A new piece she will work on in the spring for Nederland Dans Theater I will further stretch her expression. “The statement that I made in new ballets last year was a risk for me, with an overt political tone. This new piece will extend my knowledge of conflict and questions of suffering, compassion, fear. Do I have the capacity to deal with those subjects? If not, how do I get that capacity?”
Asked if the combative climate of global politics is related to her inclination to be more overtly political, she says, “Yes. I feel motivated, inspired, angry.”
But just as rapidly as her energy threatens to suck the wind out of a conversation, Pite’s genuine warmth reappears. “Can we get one thing clear about Betroffenheit? One thing some articles have gotten wrong is that Jonathon’s script isn’t entirely autobiographical. The protagonist is struggling with addiction, but that’s not Jonathon’s story. The engine of the story is from his experience, but addiction we added because it’s part of the loss and pain circle we were exploring.”

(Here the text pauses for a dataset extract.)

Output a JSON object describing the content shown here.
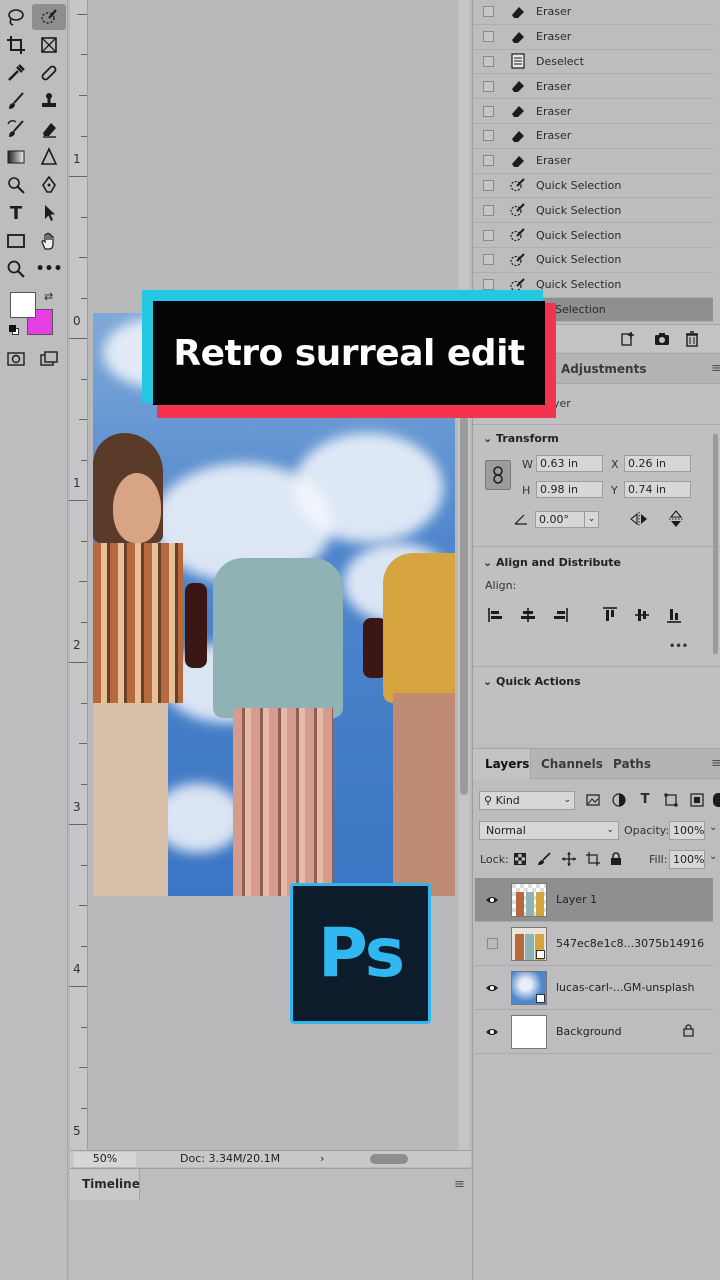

The point made, Pite says the back-and-forth process working with a living playwright for the first time was wonderful. “Having a co-creator; to not be alone in the moments of decisions — it was a joyful process. Alive, earnest, a delight, despite the subject matter. His curiosity really set a pattern and path and we followed that. He’s living with the pain, but he had such curiosity.”
If Young is cloaked in curiosity, Pite’s background means that her classical training is “on me like a coating, like mud or paint that never can be washed off.” Her hard drive is ballet and a language she speaks fluently, but her choreography pushes against ballet’s traditional formalism at the same time that it embraces its internal structures. “I enjoy dancers who have access to classical training in their bodies. It’s an awareness and an articulation — not necessarily the mastery of it — that’s in their tool kit. I’m less and less interested in ballet as I go along. Most of what I do is push against its value systems.”
Early in the process with Young, the two artists established that the goal was to create a universal portrayal of human suffering and epiphanies that never occur. For that reason, Young’s voice as it narrates the nonlinear story springs from all directions: from Young to other performers, projected as if by doors, amplified from the corner of a room, falling from above. “It’s a voice decentralized,” she says. “It’s a stylistic and dramaturgical choice to move his character out of one body into many sources.”
Investigating sound and spoken text isn’t new for Pite, but the project has shifted something in her understanding of language. The failure of words to describe the magnitude of loss, addiction and trauma is expressed in a desperate flood of words that in the first section swarm like bees. Pite says it’s intended to confuse and disorient the audience, much as the character is confused.
“In the second section, there’s silence after the first section, where language comes out of everywhere like it’s a disease. By abandoning language, then finding it again, it’s a different language, one that helps to resolve our character. It’s a quieter tone, more distilled. It has a sense of rootedness and understanding. We hear it acoustically, instead of amplified from different sources. It lends a new kind of power because it’s authentic, coming out of Jonathon.”
Ultimately, the central character discovers and resolves that there is no magic spell to cast away pain. What emerges instead is a daily practice that Pite says is uplifting. “It’s not a lightning bolt solution. It’s coping with loss, day by day. I think that’s doable and something we all can understand. As artists, as dancers, we understand the idea of daily practice. To me, that’s hopeful.”